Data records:

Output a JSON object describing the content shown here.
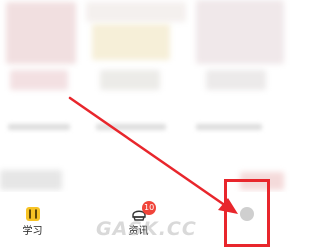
{
  "tabbar": {
    "tabs": [
      {
        "label": "学习",
        "icon": "book-icon"
      },
      {
        "label": "资讯",
        "icon": "news-icon",
        "badge": "10"
      },
      {
        "label": "",
        "icon": "profile-icon"
      }
    ]
  },
  "watermark": {
    "text": "GASK.CC"
  },
  "colors": {
    "accent_yellow": "#f7c325",
    "badge_red": "#f0443a",
    "annotation_red": "#e8262c"
  }
}
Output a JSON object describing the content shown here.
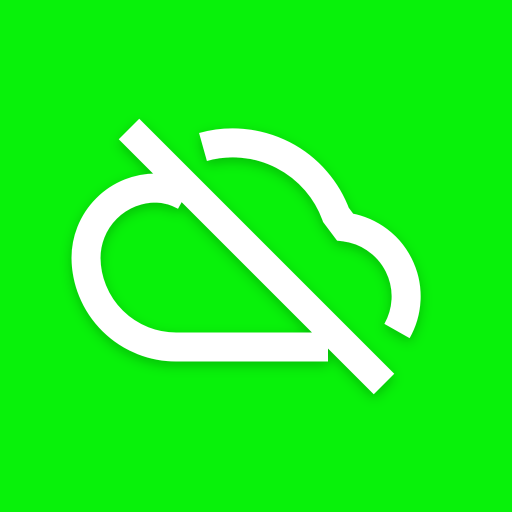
{
  "app_icon": {
    "icon": "cloud-off-icon",
    "background_color": "#08F20A",
    "glyph_color": "#FFFFFF"
  }
}
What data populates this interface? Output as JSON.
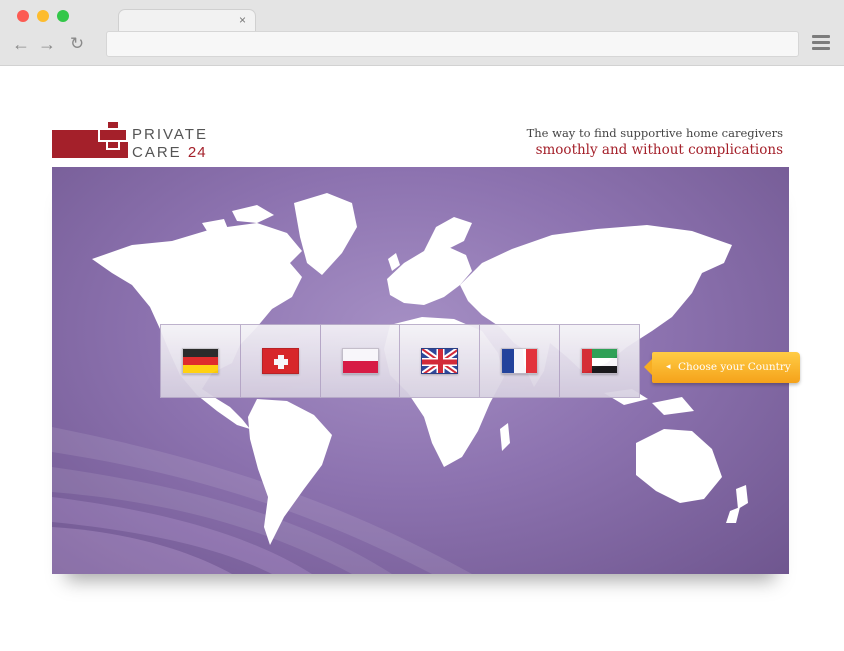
{
  "browser": {
    "tab_close": "×",
    "back_icon": "←",
    "forward_icon": "→",
    "reload_icon": "↻"
  },
  "logo": {
    "line1": "PRIVATE",
    "line2_word": "CARE",
    "line2_number": "24"
  },
  "tagline": {
    "line1": "The way to find supportive home caregivers",
    "line2": "smoothly and without complications"
  },
  "flags": [
    {
      "country": "Germany",
      "icon": "german-flag-icon"
    },
    {
      "country": "Switzerland",
      "icon": "swiss-flag-icon"
    },
    {
      "country": "Poland",
      "icon": "polish-flag-icon"
    },
    {
      "country": "United Kingdom",
      "icon": "uk-flag-icon"
    },
    {
      "country": "France",
      "icon": "french-flag-icon"
    },
    {
      "country": "United Arab Emirates",
      "icon": "uae-flag-icon"
    }
  ],
  "cta": {
    "label": "Choose your Country",
    "arrow": "◂"
  },
  "colors": {
    "brand_red": "#a4202a",
    "map_purple": "#8d73b0",
    "cta_orange": "#f5a21a"
  }
}
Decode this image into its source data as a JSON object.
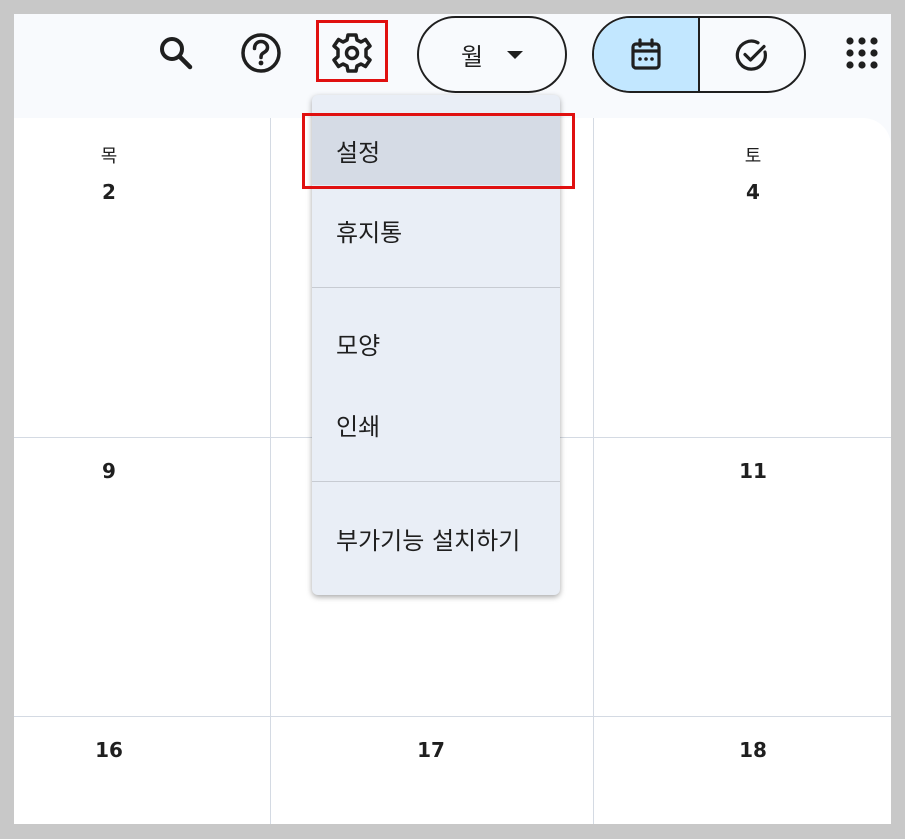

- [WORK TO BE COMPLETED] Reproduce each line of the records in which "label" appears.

- [YOUR SOLUTION]
        "label": "学习",
        "label": "资讯",
        "label": "",
    "label": "Choose your Country",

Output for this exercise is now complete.